As consumers buy higher-end mobile phones that are capable of doing more and cost more, they might find less reasons to upgrade their devices as often. Qualcomm (NSDQ: QCOM) CEO Paul Jacobs said today in an interview with CNBC that his company is seeing some signs that customers are slower to upgrade their mobile phones than before, Reuters reports. Jacobs: “We’re seeing some evidence there’s a lengthening of replacement cycles.” The trend is more apparent in developed markets, such as Japan and South Korea, where clearly devices have been more advanced for longer. Depending on the region, Jacobs said consumers tend to keep the same phone for a year to two before replacing.

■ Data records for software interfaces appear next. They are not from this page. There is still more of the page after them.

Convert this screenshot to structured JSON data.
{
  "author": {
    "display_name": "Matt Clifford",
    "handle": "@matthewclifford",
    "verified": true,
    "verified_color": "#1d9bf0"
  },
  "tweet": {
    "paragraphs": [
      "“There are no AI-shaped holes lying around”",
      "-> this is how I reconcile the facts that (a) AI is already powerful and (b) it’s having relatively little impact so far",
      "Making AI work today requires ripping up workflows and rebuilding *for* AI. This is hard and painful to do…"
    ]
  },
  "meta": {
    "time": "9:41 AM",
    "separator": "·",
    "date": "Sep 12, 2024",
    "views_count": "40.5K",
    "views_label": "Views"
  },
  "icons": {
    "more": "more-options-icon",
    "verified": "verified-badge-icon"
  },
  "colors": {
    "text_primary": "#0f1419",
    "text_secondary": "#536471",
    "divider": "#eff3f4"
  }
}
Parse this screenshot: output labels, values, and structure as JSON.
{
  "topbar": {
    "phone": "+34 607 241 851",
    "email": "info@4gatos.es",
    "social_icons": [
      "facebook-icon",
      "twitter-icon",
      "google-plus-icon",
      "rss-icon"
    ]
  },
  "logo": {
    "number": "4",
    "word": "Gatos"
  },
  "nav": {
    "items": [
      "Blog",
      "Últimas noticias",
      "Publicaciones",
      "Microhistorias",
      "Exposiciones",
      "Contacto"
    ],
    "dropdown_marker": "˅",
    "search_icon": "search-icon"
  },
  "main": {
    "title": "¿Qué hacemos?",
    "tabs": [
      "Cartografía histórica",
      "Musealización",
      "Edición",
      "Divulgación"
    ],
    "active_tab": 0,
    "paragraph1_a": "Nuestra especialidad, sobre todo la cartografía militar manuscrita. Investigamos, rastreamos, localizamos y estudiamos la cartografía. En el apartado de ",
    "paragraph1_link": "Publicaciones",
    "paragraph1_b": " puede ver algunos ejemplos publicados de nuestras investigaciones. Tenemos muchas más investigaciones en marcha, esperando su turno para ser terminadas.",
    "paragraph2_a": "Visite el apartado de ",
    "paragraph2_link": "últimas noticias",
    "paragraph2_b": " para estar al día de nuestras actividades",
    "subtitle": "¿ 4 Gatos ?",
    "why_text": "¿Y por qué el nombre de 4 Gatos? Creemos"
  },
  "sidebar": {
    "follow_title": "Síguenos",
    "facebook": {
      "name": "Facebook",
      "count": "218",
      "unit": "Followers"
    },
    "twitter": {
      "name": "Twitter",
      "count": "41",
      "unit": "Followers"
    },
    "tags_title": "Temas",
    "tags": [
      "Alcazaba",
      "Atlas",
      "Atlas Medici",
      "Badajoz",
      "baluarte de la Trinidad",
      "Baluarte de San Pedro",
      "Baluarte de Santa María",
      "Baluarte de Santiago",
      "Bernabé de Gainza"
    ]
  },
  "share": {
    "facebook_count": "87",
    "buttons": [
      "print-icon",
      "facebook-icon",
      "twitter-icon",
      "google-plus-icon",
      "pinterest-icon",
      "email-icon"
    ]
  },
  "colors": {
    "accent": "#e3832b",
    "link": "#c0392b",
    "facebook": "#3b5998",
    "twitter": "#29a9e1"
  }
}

The one company that will likely break this trend is Apple (NSDQ: AAPL). Last year, it launched the 2G iPhone. About 13 months later, iPhone users and new customers lined up to buy a device at a lower price that offered more storage and faster network speeds. It’s the iPod strategy all over again. From here, iPhones will predictably get smaller and cheaper, while at the same time offering incrementally larger hard drives and spiffier features. Might as well get in line now.